Beating The Training Blues

“After years and years of running, the act of putting one foot in front of the other, mile after mile, gets pretty damn boring,” Australian marathoner Derek Clayton once observed.

At some point, nearly all of us have run in Clayton’s shoes. As anyone who has been running for years will tell you, there are times when going out for a run can be as appealing as a two-hour stint in the dentist’s chair.

Come on, admit it. The running life can become one of unabated drudgery if you allow yourself to fall into a deadly-dull routine, mindlessly covering the same routine in every session.

Here then are four tips to put the zest back into your running.

1. Run for time, not miles
Stop worrying about miles. Mileage mania ties you to a few routes that you run over and over again, simply because you know how far you are running and it makes it easier to record it in your log.

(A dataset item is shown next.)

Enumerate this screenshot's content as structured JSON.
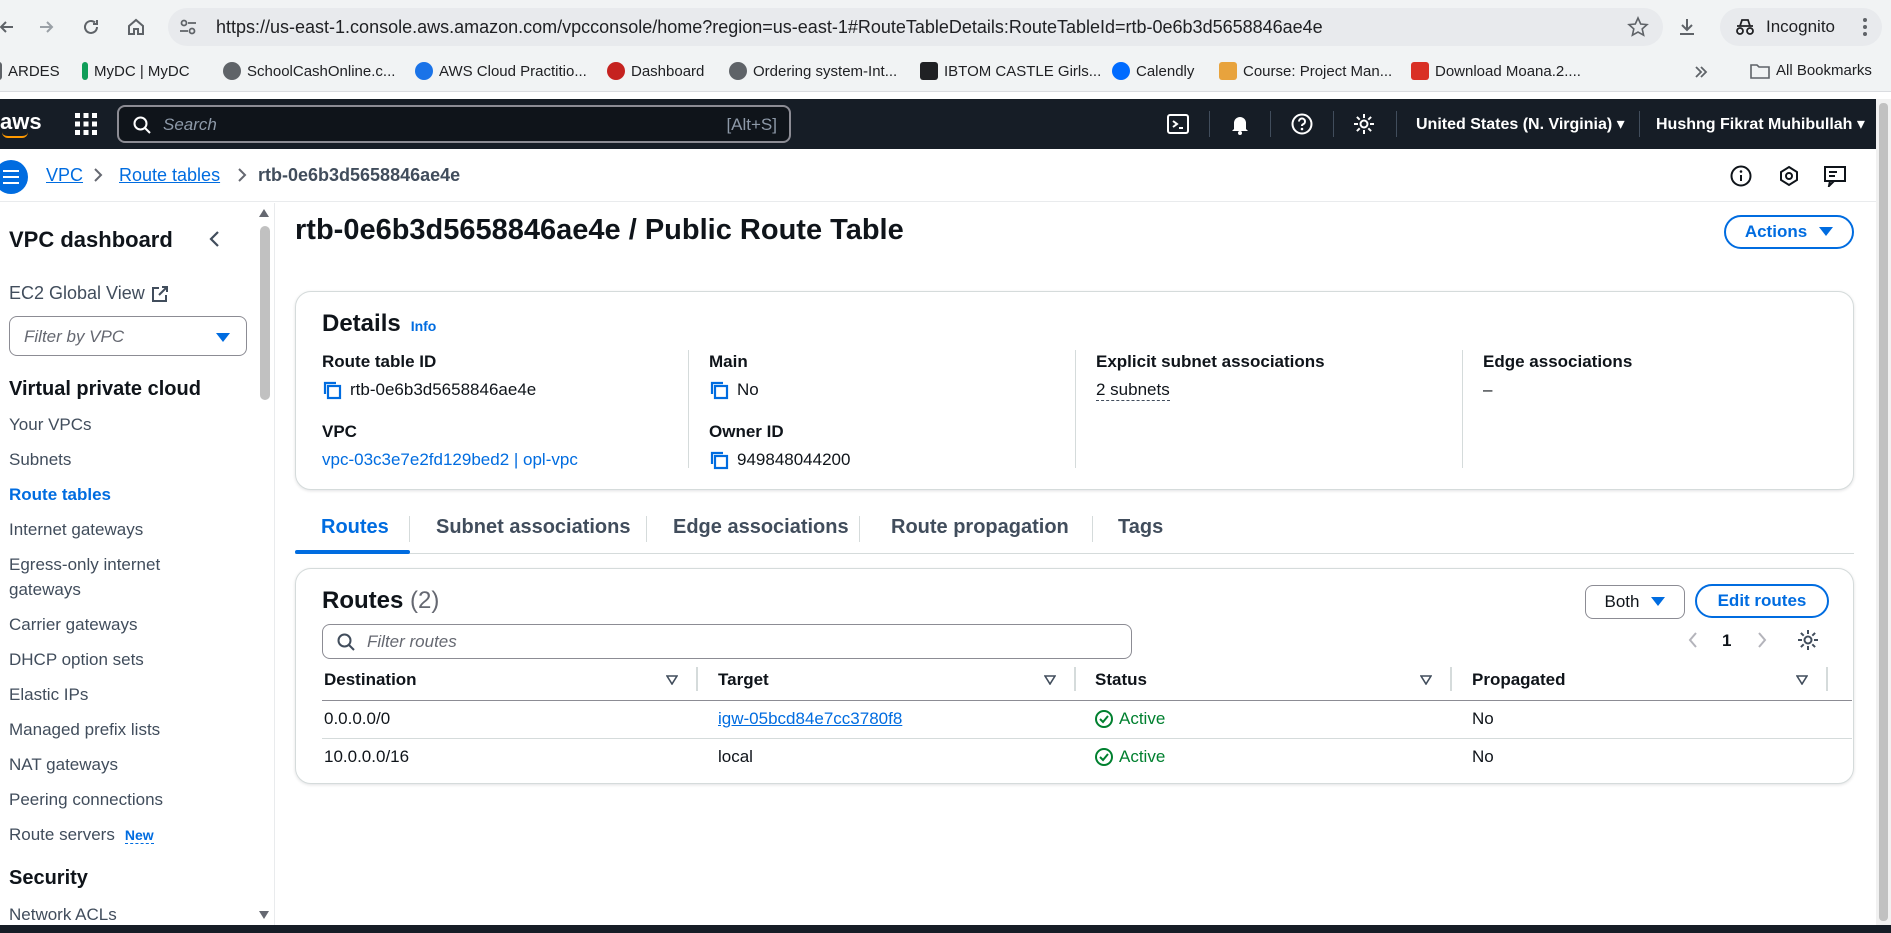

So punch your watch as you head out of the door and just go wherever your impulses dictate.

Experiment. Try something new each day, even if it’s only a few twists and turns to make the route different. People who run solely by miles tend to cover the same courses over and over, and become stale.

2. Get back to nature
If you don’t do it already, it’s time to mix off-road forays into your regular road routines, even if it means driving out into the country. Do it at least once a week, and run for time only.

Many of us work in offices, surrounded by glass and concrete, chattering machines and harried people. But you don’t have to run enclosed by all the same trappings of modern life. Lose yourself in nature and run for the sheer joy of it.

3. Use the whole day
If you usually run after work, then once a week run early in the morning or at lunchtime. Admittedly, setting up a regular time and place is efficient, and probably as essential as any single factor in keeping you running. It means you don't have to think about it or make plans. You just run every day at six o'clock or whenever; it's a regular as trudging to the bathroom every morning.

Don't change your basic routine. But occasionally – once a week, a few times a month, whenever – run at the opposite end of the day’s cycle.

Research shows that physical performance tends to peak in the late afternoon or evening. Running in the evening is more likely to leave you with the feeling that running really is working.

On the other hand, runners who run in the morning tend to miss fewer sessions, because reasons not to run accumulate as the day goes on. Morning runners tend to feel more satisfied as a consequence.

4. Give the training log a rest
As long as you are compulsively logging every mile, you’ll have difficulty taking advantage of different options. The mere thought or recording ‘DNR’ or ‘rest day’ in your log is likely to elevate your stress levels to eye-popping levels. For a while, just run. You will stay as fit, and be less a prisoner of your running.

There are plenty of coaches around who will tell you that four days of training a week is adequate for racing fitness – that is, if you do one long run and one set of intervals or hills.

If you want to stick with your diary, record how you felt instead of how much you did. Running, ideally, is something you do with your head as well as with your legs.

None of this should be taken as evidence of weakness, betrayal or lack of commitment. You are still a runner. It's still a major part of your identity.

Taking the occasional break, or trying something new, will simply help to keep it that way.